Wednesday, April 3, 2013
Someone must have been pissing in the DNA samples, because something has gone horribly wrong with this Shadow of a Doubt clone. If Stoker is supposed to evoke the Hitchcock classic, then it does so only as a Frankenstein-style re-creation, built out of spart parts left over from South Korean horror films and The Paperboy. Regardless, there are now two sociopathic Uncle Charlies stalking the corridors of cinematic history, and we must contend with Park Chan-Wook’s contribution to this proud tradition of avuncular terror. Perhaps it’s unfair to compare Hitchcock and Park—making his North American feature debut here—but the contrast is illuminating. Shadow of a Doubt pours acids on the idylls of middle America; Stoker looks at the scarred remains and suggests everything is precisely as fucked up as it seems.
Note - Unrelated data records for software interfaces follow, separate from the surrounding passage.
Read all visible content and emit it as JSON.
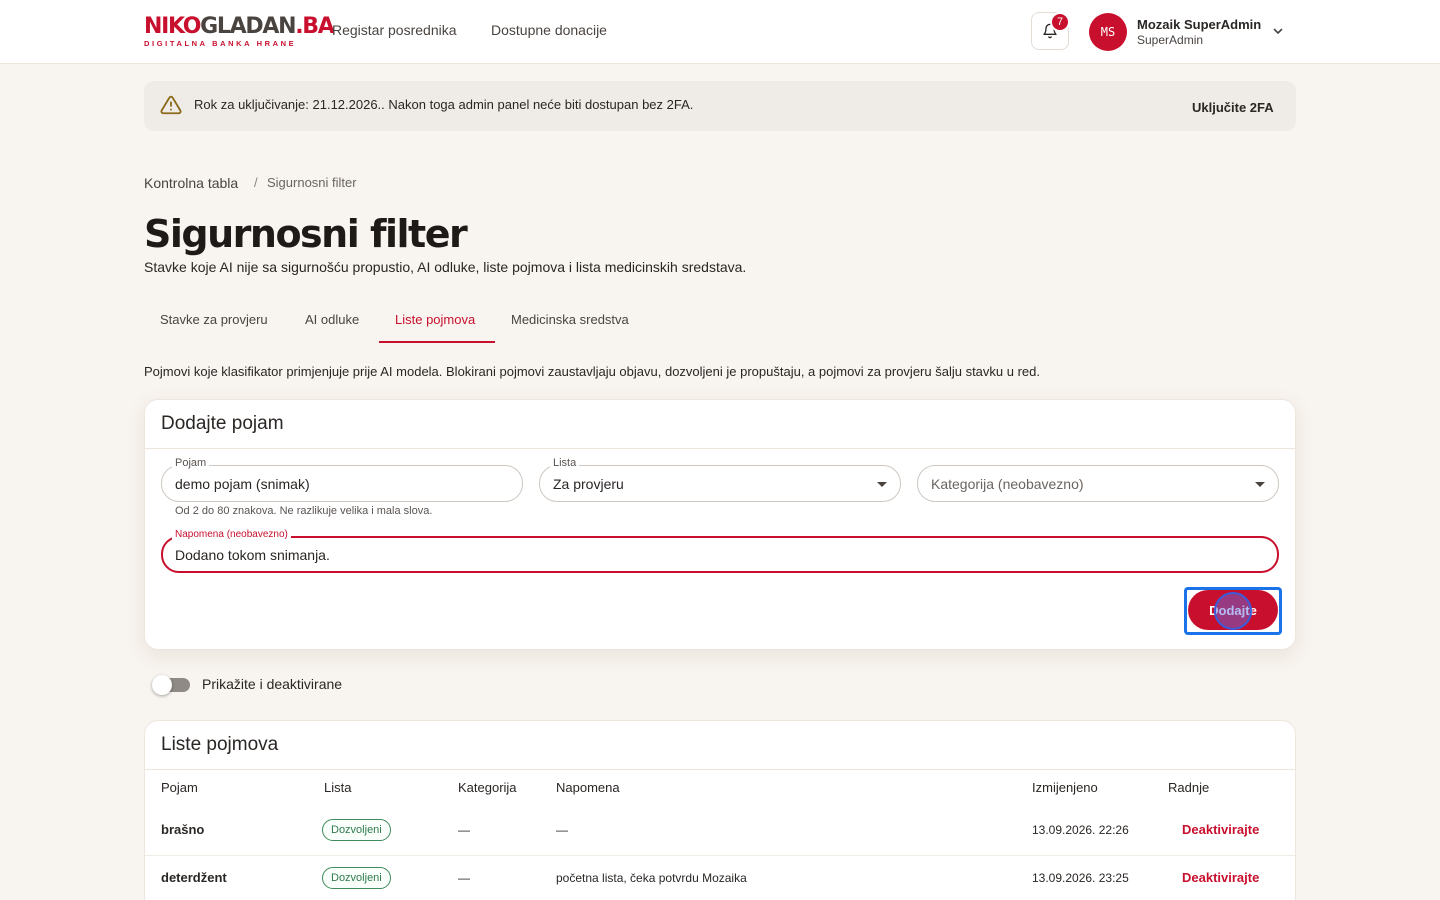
{
  "header": {
    "logo": {
      "part1": "NIKO",
      "part2": "GLADAN",
      "part3": ".BA",
      "tagline": "DIGITALNA BANKA HRANE"
    },
    "nav": [
      "Registar posrednika",
      "Dostupne donacije"
    ],
    "notifications_count": "7",
    "user": {
      "initials": "MS",
      "name": "Mozaik SuperAdmin",
      "role": "SuperAdmin"
    }
  },
  "alert": {
    "text": "Rok za uključivanje: 21.12.2026.. Nakon toga admin panel neće biti dostupan bez 2FA.",
    "action": "Uključite 2FA"
  },
  "breadcrumb": {
    "home": "Kontrolna tabla",
    "separator": "/",
    "current": "Sigurnosni filter"
  },
  "page": {
    "title": "Sigurnosni filter",
    "subtitle": "Stavke koje AI nije sa sigurnošću propustio, AI odluke, liste pojmova i lista medicinskih sredstava."
  },
  "tabs": [
    {
      "label": "Stavke za provjeru"
    },
    {
      "label": "AI odluke"
    },
    {
      "label": "Liste pojmova",
      "active": true
    },
    {
      "label": "Medicinska sredstva"
    }
  ],
  "intro": "Pojmovi koje klasifikator primjenjuje prije AI modela. Blokirani pojmovi zaustavljaju objavu, dozvoljeni je propuštaju, a pojmovi za provjeru šalju stavku u red.",
  "add_form": {
    "title": "Dodajte pojam",
    "term": {
      "label": "Pojam",
      "value": "demo pojam (snimak)",
      "hint": "Od 2 do 80 znakova. Ne razlikuje velika i mala slova."
    },
    "list": {
      "label": "Lista",
      "value": "Za provjeru"
    },
    "category": {
      "placeholder": "Kategorija (neobavezno)"
    },
    "note": {
      "label": "Napomena (neobavezno)",
      "value": "Dodano tokom snimanja."
    },
    "submit": "Dodajte"
  },
  "toggle": {
    "label": "Prikažite i deaktivirane",
    "on": false
  },
  "table": {
    "title": "Liste pojmova",
    "columns": [
      "Pojam",
      "Lista",
      "Kategorija",
      "Napomena",
      "Izmijenjeno",
      "Radnje"
    ],
    "rows": [
      {
        "term": "brašno",
        "list": "Dozvoljeni",
        "category": "—",
        "note": "—",
        "modified": "13.09.2026. 22:26",
        "action": "Deaktivirajte"
      },
      {
        "term": "deterdžent",
        "list": "Dozvoljeni",
        "category": "—",
        "note": "početna lista, čeka potvrdu Mozaika",
        "modified": "13.09.2026. 23:25",
        "action": "Deaktivirajte"
      }
    ]
  },
  "colors": {
    "brand": "#c8102e",
    "background": "#f8f4ef",
    "success": "#2d7a4c"
  }
}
Park et al. have arrived to point out that damaged loners and isolated eccentrics are kind of nutty, which is as dramatically satisfying as declaring a spade is a spade. The gulf between the two films is written in the faces of the men who play Uncle Charlie. When Joseph Cotten’s gentleman-killer smiles, he looks like he’s going to offer you a drink. When Matthew Goode smiles, he looks like he’s going to brain you with a rock.
Despite a few elegant visual touches here or there, Stoker only occasionally rises to the heights of coherence, while its stately pace and artful splatter veers ever closer to camp with each twist of the plot. For such grisly sex-and-murder mayhem, the film is surprisingly bloodless. The fault lies partly with Park’s smothering style and partly with the performances. Goode, as mentioned, is little more than a smirk in a sweater, while Mia Wasikowska (as India, Charlie’s equally deranged niece) is reduced to petulant sulking for much of the film. As for Nicole Kidman: future scholars will write of this film when discussing her camp-vamp phase, so I will defer to their expertise. However, what could any performer do with this ripe nonsense? Self-realization in the film is intimately twined with sex and violence, which amounts to masturbating in the shower after your uncle has killed your would-be rapist—with your father’s belt, I should note (wouldn’t want to lose any of the psychosexual nuances, after all). The film pushes so many buttons at once it smashes the remote. Even when the film gets it right, it gets it wrong. Yes, children do often reflect the madness of their families, but that doesn’t typically apply to distant relations you don’t even know exist. Or is strangling people with a leather belt some sort of hereditary condition now?